I’d imagine Matthews’ roster spot will be the one challenged most by an incoming rookie, which might indicate the team is targeting a long-term “Z” to replace Garçon.

Niners Narwhal asks: Besides the top 3 picks last year, who all look like greats picks to me, we didn’t see much of last year’s later round picks. Any chance one of them swoops in and makes some noise?

Yes, a slew of those players will be competing for significant playing time – and perhaps starting jobs – during training camp.

Kentavius Street, the fourth-round pick who missed his season rehabbing a torn ACL, should challenge for playing time all across the defensive line. Fifth-rounder D.J. Reed could battle K’Waun Williams for the starting job at nickle corner. Marcell Harris played well enough at strong safety to force Jaquiski Tartt to re-earn his starting job.

Jullian Taylor had a strong camp and preseason last August, which included working with the first team, and will be in the mix along the defensive line. James has good versatility as a receiver and return man. He was the primary slot option late in 2018 while Taylor was dealing with his nagging back injury.
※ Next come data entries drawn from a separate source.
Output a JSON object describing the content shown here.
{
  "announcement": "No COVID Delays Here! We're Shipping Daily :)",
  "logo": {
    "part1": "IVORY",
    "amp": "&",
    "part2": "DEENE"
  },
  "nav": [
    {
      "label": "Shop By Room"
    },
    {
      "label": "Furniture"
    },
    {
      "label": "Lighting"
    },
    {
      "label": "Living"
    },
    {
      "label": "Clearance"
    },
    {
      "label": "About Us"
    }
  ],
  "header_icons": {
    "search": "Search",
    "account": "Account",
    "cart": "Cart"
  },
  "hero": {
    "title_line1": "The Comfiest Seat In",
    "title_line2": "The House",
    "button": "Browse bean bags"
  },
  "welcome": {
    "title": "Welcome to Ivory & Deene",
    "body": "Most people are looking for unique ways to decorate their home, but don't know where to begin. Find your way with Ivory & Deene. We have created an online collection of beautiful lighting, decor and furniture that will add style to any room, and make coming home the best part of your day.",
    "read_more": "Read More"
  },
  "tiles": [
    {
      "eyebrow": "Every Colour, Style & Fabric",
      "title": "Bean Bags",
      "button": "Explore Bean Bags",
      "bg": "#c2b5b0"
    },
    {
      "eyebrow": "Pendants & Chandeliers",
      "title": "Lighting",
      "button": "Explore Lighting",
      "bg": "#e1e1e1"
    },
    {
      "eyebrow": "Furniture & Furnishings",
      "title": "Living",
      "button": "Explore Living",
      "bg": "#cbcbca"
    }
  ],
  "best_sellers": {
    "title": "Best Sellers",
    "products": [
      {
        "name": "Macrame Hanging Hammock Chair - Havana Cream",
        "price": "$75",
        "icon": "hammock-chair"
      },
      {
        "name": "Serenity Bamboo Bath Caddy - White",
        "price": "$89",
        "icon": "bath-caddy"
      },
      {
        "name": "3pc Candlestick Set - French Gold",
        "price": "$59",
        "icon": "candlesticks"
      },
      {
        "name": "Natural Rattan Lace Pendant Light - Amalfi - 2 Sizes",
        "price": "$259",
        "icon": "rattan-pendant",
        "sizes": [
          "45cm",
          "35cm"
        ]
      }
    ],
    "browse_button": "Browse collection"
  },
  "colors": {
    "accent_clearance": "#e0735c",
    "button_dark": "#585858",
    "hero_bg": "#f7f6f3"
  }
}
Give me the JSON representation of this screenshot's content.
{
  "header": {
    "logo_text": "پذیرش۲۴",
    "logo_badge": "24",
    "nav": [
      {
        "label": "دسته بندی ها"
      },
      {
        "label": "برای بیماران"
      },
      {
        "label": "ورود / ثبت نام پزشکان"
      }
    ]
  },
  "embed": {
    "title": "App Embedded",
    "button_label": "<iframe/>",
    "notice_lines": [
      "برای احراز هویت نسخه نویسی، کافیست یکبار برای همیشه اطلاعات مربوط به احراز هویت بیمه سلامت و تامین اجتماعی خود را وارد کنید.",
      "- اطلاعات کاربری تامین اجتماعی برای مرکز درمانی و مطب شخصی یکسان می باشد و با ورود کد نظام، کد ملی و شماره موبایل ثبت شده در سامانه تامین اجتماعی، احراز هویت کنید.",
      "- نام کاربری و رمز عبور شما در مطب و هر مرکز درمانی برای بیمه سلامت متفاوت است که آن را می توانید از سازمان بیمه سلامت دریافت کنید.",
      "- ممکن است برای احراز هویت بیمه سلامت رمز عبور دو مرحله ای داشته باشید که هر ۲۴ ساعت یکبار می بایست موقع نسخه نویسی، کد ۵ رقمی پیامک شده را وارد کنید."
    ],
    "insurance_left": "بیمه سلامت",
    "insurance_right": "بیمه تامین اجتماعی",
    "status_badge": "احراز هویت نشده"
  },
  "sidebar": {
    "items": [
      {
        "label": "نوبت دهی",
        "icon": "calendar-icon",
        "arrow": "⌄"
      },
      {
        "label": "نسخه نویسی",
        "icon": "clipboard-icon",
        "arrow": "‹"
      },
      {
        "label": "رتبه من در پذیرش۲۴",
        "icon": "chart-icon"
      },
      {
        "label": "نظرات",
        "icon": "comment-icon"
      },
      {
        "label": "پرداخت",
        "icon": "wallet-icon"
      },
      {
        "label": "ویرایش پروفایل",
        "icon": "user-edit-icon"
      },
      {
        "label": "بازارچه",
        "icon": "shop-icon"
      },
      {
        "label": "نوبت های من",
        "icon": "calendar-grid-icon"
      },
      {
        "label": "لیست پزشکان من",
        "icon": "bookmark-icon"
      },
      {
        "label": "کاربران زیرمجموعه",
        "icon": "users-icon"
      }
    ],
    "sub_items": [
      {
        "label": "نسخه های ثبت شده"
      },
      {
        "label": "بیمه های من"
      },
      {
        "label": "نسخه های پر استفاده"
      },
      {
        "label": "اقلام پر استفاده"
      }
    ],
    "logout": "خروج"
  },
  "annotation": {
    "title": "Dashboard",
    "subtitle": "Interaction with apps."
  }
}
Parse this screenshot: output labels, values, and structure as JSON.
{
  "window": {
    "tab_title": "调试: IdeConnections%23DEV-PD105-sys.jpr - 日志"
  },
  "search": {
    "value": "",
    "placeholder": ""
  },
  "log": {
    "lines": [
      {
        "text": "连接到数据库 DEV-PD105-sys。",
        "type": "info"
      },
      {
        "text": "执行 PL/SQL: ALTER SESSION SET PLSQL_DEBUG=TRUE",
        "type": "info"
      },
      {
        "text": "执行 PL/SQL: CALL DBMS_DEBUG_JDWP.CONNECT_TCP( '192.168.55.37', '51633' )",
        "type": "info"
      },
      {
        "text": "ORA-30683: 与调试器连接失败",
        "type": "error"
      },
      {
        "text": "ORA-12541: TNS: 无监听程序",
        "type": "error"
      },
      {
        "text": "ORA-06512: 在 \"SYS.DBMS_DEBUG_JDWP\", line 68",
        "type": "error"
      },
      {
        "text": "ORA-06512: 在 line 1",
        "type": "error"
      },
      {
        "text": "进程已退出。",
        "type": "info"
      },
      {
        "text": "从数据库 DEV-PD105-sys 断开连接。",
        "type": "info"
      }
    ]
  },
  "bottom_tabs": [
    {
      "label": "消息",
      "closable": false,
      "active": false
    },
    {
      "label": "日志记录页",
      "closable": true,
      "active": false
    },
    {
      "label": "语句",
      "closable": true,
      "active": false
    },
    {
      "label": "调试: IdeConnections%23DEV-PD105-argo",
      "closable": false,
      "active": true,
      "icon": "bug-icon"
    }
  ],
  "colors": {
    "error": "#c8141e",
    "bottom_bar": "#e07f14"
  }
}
Chris Falco asks: If Bosa or Allen are the choice at 2, do we trade AA or Thomas, or do we start the season with a heavy DL rotation to get them all involved & keep them fresh?

The 49ers’ decision-makers like Arik Armstead enough to pay him over $9 million fully guaranteed on his fifth-year option despite paltry sack totals and injury issues during his first four seasons. To me, that signals he’s still considered a better option than Solomon Thomas both as a run-stopping defensive end and interior pass rusher. Thomas’ only sack last season came when he was near Derek Carr as he ran out of bounds, after all.

So what if the 49ers do what we all expect and draft another defensive end after adding Dee Ford?

I think it could make Thomas expendable, as much as that could pain the front office (Armstead doesn’t have trade value because of his contract).

Because if San Francisco drafts Bosa, he’s likely to be a three-down player. And if Armstead is above Thomas as an interior pass rusher, how many snaps should Thomas realistically expect each game? 15? 20? And would it be worth paying Thomas his $7.7 million if he were only a bit player not getting the playing time he would need to properly develop?

If that’s the case, there might be more value in trading him with two seasons and his fifth-year option remaining on his contract. The 49ers might be able to get a fifth-round pick (my estimation) to a team that has more room for Thomas along the defensive line.

Because if San Francisco adds Bosa (or Allen), to DeForest Buckner, Armstead, D.J. Jones, Sheldon Day, Ronald Blair, Street and Taylor, there simply might not be room for Thomas to flourish.

But we know injuries happen – and having depth along the defensive front is always a good thing.